> _Assigned task_
Output the data below in full, character for character.

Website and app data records

- - - -

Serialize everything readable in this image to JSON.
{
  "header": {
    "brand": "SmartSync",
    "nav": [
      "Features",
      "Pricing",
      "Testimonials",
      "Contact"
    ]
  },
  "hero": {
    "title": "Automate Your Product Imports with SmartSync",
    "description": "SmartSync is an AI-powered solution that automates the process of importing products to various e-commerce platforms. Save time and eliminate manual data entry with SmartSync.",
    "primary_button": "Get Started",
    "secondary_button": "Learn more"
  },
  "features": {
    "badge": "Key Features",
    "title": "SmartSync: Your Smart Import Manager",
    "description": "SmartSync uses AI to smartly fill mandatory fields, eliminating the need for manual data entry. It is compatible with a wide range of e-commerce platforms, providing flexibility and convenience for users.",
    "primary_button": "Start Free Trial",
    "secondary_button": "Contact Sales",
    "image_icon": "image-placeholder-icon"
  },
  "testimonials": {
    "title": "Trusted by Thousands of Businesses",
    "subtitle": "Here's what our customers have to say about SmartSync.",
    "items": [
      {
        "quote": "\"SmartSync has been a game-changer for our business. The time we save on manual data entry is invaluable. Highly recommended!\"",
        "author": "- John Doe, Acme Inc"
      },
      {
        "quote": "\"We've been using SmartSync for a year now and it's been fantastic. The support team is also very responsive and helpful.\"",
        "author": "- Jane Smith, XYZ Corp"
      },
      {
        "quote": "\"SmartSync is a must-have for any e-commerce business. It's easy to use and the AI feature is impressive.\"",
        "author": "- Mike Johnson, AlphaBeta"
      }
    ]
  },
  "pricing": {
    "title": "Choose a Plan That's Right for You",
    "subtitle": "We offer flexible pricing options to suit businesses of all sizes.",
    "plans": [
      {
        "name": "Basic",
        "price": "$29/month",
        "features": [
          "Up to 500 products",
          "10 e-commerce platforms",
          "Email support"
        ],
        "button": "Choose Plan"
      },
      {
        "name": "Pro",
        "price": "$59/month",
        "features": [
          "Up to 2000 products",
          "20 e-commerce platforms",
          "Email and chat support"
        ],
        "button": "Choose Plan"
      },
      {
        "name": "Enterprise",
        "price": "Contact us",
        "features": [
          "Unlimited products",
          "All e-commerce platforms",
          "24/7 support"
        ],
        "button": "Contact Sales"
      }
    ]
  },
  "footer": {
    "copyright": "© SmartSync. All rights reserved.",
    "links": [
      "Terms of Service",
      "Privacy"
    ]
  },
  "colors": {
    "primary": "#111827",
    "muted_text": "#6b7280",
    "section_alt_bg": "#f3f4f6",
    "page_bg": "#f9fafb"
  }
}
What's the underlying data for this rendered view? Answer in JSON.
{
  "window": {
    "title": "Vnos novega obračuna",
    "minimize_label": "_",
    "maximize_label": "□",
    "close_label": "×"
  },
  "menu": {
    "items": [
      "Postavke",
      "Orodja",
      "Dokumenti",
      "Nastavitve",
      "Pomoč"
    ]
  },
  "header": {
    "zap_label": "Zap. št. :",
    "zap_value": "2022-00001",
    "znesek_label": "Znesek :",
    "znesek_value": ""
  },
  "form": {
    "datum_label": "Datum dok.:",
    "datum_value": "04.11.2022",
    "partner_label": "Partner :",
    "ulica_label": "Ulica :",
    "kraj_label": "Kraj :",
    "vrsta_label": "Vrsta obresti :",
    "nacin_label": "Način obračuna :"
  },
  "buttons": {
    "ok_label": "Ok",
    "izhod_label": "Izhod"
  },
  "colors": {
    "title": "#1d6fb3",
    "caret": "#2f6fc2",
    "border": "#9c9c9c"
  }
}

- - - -

> _Exercise result_
Serialize everything readable in this image to JSON.
{
  "header": {
    "brand": "SmartSync",
    "nav": [
      "Features",
      "Pricing",
      "Testimonials",
      "Contact"
    ]
  },
  "hero": {
    "title": "Automate Your Product Imports with SmartSync",
    "description": "SmartSync is an AI-powered solution that automates the process of importing products to various e-commerce platforms. Save time and eliminate manual data entry with SmartSync.",
    "primary_button": "Get Started",
    "secondary_button": "Learn more"
  },
  "features": {
    "badge": "Key Features",
    "title": "SmartSync: Your Smart Import Manager",
    "description": "SmartSync uses AI to smartly fill mandatory fields, eliminating the need for manual data entry. It is compatible with a wide range of e-commerce platforms, providing flexibility and convenience for users.",
    "primary_button": "Start Free Trial",
    "secondary_button": "Contact Sales",
    "image_icon": "image-placeholder-icon"
  },
  "testimonials": {
    "title": "Trusted by Thousands of Businesses",
    "subtitle": "Here's what our customers have to say about SmartSync.",
    "items": [
      {
        "quote": "\"SmartSync has been a game-changer for our business. The time we save on manual data entry is invaluable. Highly recommended!\"",
        "author": "- John Doe, Acme Inc"
      },
      {
        "quote": "\"We've been using SmartSync for a year now and it's been fantastic. The support team is also very responsive and helpful.\"",
        "author": "- Jane Smith, XYZ Corp"
      },
      {
        "quote": "\"SmartSync is a must-have for any e-commerce business. It's easy to use and the AI feature is impressive.\"",
        "author": "- Mike Johnson, AlphaBeta"
      }
    ]
  },
  "pricing": {
    "title": "Choose a Plan That's Right for You",
    "subtitle": "We offer flexible pricing options to suit businesses of all sizes.",
    "plans": [
      {
        "name": "Basic",
        "price": "$29/month",
        "features": [
          "Up to 500 products",
          "10 e-commerce platforms",
          "Email support"
        ],
        "button": "Choose Plan"
      },
      {
        "name": "Pro",
        "price": "$59/month",
        "features": [
          "Up to 2000 products",
          "20 e-commerce platforms",
          "Email and chat support"
        ],
        "button": "Choose Plan"
      },
      {
        "name": "Enterprise",
        "price": "Contact us",
        "features": [
          "Unlimited products",
          "All e-commerce platforms",
          "24/7 support"
        ],
        "button": "Contact Sales"
      }
    ]
  },
  "footer": {
    "copyright": "© SmartSync. All rights reserved.",
    "links": [
      "Terms of Service",
      "Privacy"
    ]
  },
  "colors": {
    "primary": "#111827",
    "muted_text": "#6b7280",
    "section_alt_bg": "#f3f4f6",
    "page_bg": "#f9fafb"
  }
}
What's the underlying data for this rendered view? Answer in JSON.
{
  "window": {
    "title": "Vnos novega obračuna",
    "minimize_label": "_",
    "maximize_label": "□",
    "close_label": "×"
  },
  "menu": {
    "items": [
      "Postavke",
      "Orodja",
      "Dokumenti",
      "Nastavitve",
      "Pomoč"
    ]
  },
  "header": {
    "zap_label": "Zap. št. :",
    "zap_value": "2022-00001",
    "znesek_label": "Znesek :",
    "znesek_value": ""
  },
  "form": {
    "datum_label": "Datum dok.:",
    "datum_value": "04.11.2022",
    "partner_label": "Partner :",
    "ulica_label": "Ulica :",
    "kraj_label": "Kraj :",
    "vrsta_label": "Vrsta obresti :",
    "nacin_label": "Način obračuna :"
  },
  "buttons": {
    "ok_label": "Ok",
    "izhod_label": "Izhod"
  },
  "colors": {
    "title": "#1d6fb3",
    "caret": "#2f6fc2",
    "border": "#9c9c9c"
  }
}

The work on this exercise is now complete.